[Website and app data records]
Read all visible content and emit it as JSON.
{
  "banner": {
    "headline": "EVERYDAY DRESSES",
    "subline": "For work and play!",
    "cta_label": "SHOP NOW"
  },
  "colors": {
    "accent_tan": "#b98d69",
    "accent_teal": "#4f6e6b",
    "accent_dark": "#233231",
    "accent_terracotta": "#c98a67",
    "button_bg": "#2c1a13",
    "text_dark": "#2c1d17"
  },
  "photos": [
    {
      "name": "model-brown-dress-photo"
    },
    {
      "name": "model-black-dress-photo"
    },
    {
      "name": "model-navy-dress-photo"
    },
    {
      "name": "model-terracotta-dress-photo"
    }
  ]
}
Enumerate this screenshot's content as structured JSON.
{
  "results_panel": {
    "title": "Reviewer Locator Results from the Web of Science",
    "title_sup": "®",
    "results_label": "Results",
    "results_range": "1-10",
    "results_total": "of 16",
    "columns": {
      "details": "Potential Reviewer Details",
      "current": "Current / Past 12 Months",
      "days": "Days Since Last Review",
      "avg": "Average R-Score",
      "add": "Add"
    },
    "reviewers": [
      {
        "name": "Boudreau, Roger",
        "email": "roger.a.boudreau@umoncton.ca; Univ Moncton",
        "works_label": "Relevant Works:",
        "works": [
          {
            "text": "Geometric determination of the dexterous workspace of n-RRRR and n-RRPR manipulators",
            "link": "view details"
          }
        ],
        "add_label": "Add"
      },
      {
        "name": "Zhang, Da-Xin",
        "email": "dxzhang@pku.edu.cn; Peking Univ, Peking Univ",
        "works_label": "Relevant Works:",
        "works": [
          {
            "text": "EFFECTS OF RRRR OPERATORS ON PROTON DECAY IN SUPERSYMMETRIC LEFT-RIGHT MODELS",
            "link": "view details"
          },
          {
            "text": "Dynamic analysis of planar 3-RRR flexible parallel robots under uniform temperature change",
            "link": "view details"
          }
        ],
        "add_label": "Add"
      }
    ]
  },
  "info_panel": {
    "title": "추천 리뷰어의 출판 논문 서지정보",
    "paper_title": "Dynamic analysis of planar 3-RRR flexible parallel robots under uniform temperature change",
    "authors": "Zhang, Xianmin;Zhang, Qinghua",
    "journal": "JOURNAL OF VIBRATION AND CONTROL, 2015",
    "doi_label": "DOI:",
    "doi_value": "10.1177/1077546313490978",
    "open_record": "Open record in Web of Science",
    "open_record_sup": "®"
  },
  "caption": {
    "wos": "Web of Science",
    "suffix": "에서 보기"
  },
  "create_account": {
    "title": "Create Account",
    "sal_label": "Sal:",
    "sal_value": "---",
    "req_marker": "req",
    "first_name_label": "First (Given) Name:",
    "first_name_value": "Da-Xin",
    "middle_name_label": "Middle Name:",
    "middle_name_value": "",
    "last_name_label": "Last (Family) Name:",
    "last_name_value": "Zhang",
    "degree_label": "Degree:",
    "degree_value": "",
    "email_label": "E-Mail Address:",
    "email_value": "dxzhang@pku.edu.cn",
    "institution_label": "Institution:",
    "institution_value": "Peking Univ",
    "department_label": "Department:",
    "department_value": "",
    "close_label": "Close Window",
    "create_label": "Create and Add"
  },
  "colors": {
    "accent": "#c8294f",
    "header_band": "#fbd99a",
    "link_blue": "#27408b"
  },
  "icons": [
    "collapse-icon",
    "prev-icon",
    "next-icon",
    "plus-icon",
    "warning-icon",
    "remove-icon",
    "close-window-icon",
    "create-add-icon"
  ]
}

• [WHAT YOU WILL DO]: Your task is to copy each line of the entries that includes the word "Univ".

• [EXERCISE ANSWER]:
        "email": "roger.a.boudreau@umoncton.ca; Univ Moncton",
        "email": "dxzhang@pku.edu.cn; Peking Univ, Peking Univ",
    "institution_value": "Peking Univ",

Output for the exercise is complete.